I truly believe my headspace would have hit rock bottom without going into work. Being a teacher has allowed me to 'socialise' in terms of nattering on with colleagues, somewhere outside of my own house (albeit a classroom), which has, in turn, provided me with a platform for ironing out my thoughts and feelings at the worst of times. Even if I have been moaning about a student who has wound me up, being able to do this in the flesh with another human - not via a computer screen - has kept me sane. 
I'm also eternally grateful for all my kiddies, who genuinely crack me up on a daily basis in the classroom. In addition to their wit/low-level bullying - a northerner teaching English in the big smoke comes hand-in-hand with getting taken the mickey out of - students come to you when they need picking up, which has forced me to keep upbeat and positive throughout this crazy time. 

What’s the best piece of advice you’ve been given in life and/or in the past year?

Do. Not. Take. Things. Lying. Down. 
That is all. 

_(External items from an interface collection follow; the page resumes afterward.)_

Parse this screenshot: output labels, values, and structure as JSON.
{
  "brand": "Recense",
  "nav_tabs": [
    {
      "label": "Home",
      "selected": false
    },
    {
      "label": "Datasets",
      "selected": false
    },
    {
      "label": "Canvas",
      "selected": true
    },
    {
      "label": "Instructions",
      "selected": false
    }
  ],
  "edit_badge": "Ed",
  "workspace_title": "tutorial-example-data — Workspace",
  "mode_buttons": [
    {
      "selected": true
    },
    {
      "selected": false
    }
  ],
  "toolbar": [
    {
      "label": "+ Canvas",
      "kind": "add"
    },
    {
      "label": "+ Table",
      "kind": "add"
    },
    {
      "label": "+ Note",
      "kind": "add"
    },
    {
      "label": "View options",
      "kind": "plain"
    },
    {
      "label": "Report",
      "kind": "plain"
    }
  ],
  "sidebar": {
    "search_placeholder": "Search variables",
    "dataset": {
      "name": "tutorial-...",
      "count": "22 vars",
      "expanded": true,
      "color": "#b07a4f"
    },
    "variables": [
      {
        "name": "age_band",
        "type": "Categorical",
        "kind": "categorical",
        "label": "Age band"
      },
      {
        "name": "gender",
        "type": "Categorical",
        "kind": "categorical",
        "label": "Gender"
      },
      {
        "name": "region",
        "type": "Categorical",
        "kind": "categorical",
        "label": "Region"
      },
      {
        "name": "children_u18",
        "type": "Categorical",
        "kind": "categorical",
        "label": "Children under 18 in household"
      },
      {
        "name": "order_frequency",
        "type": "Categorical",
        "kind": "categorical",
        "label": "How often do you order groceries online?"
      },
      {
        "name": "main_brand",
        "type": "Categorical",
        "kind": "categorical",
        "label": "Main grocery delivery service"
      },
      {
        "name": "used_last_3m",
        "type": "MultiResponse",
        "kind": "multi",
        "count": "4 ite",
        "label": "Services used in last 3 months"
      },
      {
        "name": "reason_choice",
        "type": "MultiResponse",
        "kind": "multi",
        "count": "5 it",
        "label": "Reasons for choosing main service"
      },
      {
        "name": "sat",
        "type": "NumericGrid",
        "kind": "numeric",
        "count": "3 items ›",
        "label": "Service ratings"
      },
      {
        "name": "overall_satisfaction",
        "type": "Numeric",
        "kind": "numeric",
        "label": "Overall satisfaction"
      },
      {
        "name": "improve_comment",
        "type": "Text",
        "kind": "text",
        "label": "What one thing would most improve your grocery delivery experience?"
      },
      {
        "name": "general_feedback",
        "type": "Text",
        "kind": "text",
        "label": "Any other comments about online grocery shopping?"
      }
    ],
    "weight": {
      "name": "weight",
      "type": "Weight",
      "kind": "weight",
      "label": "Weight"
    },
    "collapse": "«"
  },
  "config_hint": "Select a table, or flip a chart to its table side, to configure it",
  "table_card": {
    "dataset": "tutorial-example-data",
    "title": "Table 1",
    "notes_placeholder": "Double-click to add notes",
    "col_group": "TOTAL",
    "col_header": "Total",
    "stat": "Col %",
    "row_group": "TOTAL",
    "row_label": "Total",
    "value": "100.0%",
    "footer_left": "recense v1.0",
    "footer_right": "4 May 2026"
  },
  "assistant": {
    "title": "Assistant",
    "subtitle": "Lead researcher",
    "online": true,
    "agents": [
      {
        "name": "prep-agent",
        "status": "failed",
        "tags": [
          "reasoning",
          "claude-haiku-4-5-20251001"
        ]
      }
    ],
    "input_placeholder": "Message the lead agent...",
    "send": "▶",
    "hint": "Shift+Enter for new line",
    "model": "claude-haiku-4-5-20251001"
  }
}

What 3 things do you look forward to doing most once we are in a safe position to do so?

1. Drinking multiple Pina coladas for breakfast on a beach 
2. Listening to live music in a big field surrounding by my nearest and dearest 
3. Squeezing those I haven't been able to for over a year 🤯

How have you practiced self care/self love during this difficult time?

Lots of cooking! I have always loved knowing my way around the kitchen (shout out to my chef of a father), but this has really been my daily downtime during the pandemic. I genuinely look forward to getting in from work, popping on some tunes, and sipping a glass of vino whilst whipping up a storm for my housemates and I. I think they've been happy about it, too. 

If you were one of our soap bars, which would you be and why?

Coconut - trying to wish those Pina coladas into existence! 

Here’s your chance to give a shoutout to someone who has gotten you through the past few months! What is their name and how have they helped you?

My superhero of a mother, Clare Davey. She's battled chemotherapy and a multitude of other obstacles over the course of the pandemic, but has never failed to amaze me and everyone around her with utter strength and resilience. I am one lucky lady to have you as my mum, that's for sure.